Do you believe in the perfectibility of mankind? I think all of us like to believe that there is some kind of template for a society that will bring out the best of everyone, where a person will do what is right and just and make decisions that are in the best interest of everyone — not just themselves.
And yet, how many novels have you read about some utopian society which turns out to be anything but a perfect world.
I think utopias are bunk. There is no ideal society. Any society is only as good as the individuals that live in it. Human nature trumps structure. Mostly, the world sucks, and we only have ourselves and our neighbors to blame. That’s the message of Ursula Le Guin’s The Dispossessed.
I’ve been mixing some classic scifi into my reading in 2010 (such as Zelazny’s This Immortal). It’s been fun. Older scifi doesn’t always age well, but there’s still some entertainment to be had and some wisdom to be gained. Ursula Le Guin’s The Dispossessed exemplifies that.
I recently listened to Tony C. Smith’s interview of author Connie Willis on his Star Ship Sofa podcast. Willis astutely pointed out, in so many words, that when scifi or any literature makes its political message plainly obvious to the reader, it loses its power. Le Guin’s message is rather plainly made, and that makes for a heavy-handed approach. She creates a whole world, inhabited by 20 million people, who are performing a 150-year social experiment. That seems pretty unlikely to me, but Le Guin depends on this as a device to prove her point.
Still, despite the heavy-handed approach, there’s a powerful message in The Dispossessed. The book is a tale of two worlds: Urras and Anarres. Urras is a big, verdant, and messy planet full of individual nations vying for political domination of the globe. It is a physical paradise with lots of political and economic problems. Anarres is a dry, harsh world colonized 150 years before by millions of anarchic, communist idealists from Urras. It is a harsh world where people live without government, yet they organize to work together to shelter themselves and stave off starvation.
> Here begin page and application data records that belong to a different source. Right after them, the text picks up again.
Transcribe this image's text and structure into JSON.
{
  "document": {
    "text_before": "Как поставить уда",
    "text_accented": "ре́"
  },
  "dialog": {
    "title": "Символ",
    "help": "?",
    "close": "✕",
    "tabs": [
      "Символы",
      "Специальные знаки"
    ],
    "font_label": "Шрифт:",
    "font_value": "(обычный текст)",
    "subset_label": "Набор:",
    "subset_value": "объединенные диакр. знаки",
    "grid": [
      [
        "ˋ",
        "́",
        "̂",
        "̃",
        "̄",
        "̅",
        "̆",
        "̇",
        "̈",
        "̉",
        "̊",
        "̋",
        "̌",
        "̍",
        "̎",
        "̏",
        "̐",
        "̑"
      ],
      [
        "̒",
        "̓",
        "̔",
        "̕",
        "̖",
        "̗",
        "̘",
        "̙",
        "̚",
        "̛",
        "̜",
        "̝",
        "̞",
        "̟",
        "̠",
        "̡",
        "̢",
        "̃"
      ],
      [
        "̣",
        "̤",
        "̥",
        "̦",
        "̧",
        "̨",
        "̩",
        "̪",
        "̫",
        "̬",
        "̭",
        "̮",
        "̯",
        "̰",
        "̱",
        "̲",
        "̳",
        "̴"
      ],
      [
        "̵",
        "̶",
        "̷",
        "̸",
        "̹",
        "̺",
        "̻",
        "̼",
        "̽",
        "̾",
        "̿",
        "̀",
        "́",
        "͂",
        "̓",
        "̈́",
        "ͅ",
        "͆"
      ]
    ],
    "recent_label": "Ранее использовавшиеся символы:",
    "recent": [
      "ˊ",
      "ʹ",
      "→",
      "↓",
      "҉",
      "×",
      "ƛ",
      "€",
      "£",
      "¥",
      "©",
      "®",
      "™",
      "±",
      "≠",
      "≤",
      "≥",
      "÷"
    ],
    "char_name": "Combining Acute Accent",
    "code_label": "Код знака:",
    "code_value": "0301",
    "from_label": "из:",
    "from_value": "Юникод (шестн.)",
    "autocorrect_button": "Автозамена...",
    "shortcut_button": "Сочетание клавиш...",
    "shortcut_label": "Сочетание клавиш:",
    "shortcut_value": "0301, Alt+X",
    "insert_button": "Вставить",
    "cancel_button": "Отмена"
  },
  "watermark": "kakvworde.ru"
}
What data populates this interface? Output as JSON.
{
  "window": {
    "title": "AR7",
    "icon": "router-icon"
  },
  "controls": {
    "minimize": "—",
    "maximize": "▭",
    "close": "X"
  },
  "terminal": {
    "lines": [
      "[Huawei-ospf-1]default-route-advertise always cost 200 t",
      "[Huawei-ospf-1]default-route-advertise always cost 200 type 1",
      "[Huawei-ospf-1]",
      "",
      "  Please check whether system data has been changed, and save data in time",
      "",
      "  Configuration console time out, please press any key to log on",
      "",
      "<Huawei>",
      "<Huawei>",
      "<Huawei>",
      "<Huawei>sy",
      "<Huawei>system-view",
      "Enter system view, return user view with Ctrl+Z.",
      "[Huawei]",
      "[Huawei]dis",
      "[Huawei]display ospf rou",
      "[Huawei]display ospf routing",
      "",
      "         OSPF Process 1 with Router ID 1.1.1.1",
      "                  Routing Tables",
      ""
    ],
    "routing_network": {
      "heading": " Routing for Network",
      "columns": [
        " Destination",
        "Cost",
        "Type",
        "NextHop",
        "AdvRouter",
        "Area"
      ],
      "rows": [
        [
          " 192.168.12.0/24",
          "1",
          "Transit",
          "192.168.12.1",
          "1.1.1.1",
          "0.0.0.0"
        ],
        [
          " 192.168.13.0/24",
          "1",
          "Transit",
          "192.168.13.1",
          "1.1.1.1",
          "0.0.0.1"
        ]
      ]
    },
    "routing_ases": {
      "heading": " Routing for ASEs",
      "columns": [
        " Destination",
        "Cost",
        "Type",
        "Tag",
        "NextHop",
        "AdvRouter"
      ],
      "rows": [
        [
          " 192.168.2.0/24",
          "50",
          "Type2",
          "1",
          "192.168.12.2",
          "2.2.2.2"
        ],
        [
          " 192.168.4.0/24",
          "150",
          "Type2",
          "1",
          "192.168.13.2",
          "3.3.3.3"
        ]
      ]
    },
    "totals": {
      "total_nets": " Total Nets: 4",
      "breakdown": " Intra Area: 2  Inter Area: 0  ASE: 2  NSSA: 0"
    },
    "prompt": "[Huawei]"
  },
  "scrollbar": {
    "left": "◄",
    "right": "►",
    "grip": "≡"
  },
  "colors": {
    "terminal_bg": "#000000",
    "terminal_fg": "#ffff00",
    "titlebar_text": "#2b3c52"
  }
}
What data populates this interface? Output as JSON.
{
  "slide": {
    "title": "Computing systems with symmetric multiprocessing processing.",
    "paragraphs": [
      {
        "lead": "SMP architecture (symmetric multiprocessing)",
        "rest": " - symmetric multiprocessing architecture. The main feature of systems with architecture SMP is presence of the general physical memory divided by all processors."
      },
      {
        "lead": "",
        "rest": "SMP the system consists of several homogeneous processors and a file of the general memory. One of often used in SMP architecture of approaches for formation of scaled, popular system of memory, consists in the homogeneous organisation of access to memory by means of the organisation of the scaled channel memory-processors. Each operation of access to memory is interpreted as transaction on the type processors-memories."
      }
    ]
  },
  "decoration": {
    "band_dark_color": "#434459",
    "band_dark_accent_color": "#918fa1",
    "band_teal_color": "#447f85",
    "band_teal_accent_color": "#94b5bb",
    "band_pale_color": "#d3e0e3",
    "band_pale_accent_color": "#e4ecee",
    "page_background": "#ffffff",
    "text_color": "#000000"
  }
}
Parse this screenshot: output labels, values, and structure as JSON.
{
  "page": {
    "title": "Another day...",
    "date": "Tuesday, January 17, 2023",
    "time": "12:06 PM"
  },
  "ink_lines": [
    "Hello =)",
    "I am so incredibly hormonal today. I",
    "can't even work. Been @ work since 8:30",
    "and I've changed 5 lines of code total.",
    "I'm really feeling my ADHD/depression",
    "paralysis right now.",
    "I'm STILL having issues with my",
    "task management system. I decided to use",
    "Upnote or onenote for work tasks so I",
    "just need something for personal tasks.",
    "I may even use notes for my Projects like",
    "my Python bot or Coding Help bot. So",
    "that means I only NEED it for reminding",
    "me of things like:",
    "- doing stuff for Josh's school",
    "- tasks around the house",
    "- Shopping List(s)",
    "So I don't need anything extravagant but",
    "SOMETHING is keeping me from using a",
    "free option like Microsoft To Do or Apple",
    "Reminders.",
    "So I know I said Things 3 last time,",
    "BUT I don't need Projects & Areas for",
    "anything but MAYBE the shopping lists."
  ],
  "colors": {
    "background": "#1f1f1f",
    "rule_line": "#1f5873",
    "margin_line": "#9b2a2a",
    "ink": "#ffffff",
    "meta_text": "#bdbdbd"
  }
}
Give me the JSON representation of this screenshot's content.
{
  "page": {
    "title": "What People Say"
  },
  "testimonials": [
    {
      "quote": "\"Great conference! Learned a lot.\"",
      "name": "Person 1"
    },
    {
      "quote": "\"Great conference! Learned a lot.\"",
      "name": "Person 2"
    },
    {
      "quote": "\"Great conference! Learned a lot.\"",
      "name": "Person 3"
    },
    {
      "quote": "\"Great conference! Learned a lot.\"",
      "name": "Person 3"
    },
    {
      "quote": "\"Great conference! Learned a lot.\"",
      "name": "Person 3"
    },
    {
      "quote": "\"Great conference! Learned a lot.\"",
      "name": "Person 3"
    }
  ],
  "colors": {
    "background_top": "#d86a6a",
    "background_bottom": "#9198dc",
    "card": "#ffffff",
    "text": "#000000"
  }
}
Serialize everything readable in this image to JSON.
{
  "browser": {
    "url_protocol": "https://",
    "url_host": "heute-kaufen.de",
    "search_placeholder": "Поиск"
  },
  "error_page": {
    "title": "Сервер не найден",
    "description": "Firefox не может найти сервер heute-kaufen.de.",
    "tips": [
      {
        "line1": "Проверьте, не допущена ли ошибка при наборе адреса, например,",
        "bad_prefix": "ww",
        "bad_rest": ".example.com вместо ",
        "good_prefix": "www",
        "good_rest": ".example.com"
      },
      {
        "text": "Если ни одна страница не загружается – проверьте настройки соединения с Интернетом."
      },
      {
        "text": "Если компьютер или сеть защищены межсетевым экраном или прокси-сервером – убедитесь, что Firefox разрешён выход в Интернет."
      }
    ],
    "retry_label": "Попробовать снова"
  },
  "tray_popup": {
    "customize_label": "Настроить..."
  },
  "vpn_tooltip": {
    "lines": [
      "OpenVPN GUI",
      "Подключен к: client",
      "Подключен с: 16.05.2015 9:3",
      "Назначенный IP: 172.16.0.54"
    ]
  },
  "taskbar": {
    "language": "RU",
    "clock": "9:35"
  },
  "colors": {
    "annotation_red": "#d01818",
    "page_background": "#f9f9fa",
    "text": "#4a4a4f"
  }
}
The residents of Anarres think they live in a perfect society. They’ve eliminated the concepts of ownership and power and authority. There is no money. There are no leaders or bureaucrats. Everyone works collectively to serve the common good. They make decisions together on how to organize their resources. Everyone is supposed to be 100% free to pursue their lives as they see fit, so long as they contribute something to the world. They view Urras as “hell,” an ownership society where poor people work for low wages, oppressed by the wealthy and the political classes.
But Le Guin’s genius is on display when she reveals that the ideal society of Anarres isn’t quite a utopia. The main character, Shevek, is a physicist struggling to prove a scientific theory that is so advanced that no one on his planet can understand it, not even Sabul, the physicist who serves as his mentor at his university. Only a handful of scientists on Urras can follow his work.
Because the science is so esoteric, Shevek’s work is devalued. He is also ostracized from academia. Sabul works behind the scenes to strip Shevek of his ability to teach about his theories and he inhibits Shevek’s communications with the Urrasti scientists who understand his work. How can this happen? Sabul shouldn’t have the power to do that. No one on Anarres should have that power.
Well every society needs someone to make the decisions. On Anarres decisions are usually made by syndicates of experts who are supposed to rotate in and out of their positions. Sabul is a mediocre scientist who has found that he has much more aptitude as a bureaucrat. So he’s decided to build a little fiefdom in academia for himself. He uses his power to oppress Shevek, mostly because he doesn’t approve of the type of work Shevek is doing, but also because Shevek refuses to let Sabul take partial credit for the work. How does Sabul get away with this? Probably because there is no one in a position of authority for Shevek to appeal to. Even in an ideal society supposedly free of the power structures that people use to oppress others, that society can only be as good as its individual members.
This corruption of the Anarres ideal is on display throughout the book. A playwright who pens an unconventional comedy is ostracized by the public because people don’t understand his black sense of humor. The syndicate that organizes theatrical performances determines that his play is offensive to Anarres ideals and blacklists him. He has no way to express his art anymore, so he’s forced to do manual labor as a vocation. Eventually he goes insane.
Le Guin makes it clear with countless examples that anyone who promotes ideas that defy any of Anarres’ conventions is met with scorn, hostility, harassment, and even violence. How is that possible on a world where personal freedom is placed above all else and individual wealth and power are banished?
Any society is only as good as its individual members. When enough of those individuals give into their own selfish desires, their fears, and their prejudices, those desires fears and prejudices can manifest themselves into something oppressive. We’ve seen it happen throughout history with slavery and Jim Crow and the Nuremberg laws of Nazi Germany. We’ve seen books banned from schools and libraries over trivialities. We’ve seen people burned at the stake. And in Le Guin’s utopia, we see it again. On a world where millions of people have committed to serve an ideal, individuals who give in to their base desires and fears can ruin it for everyone else.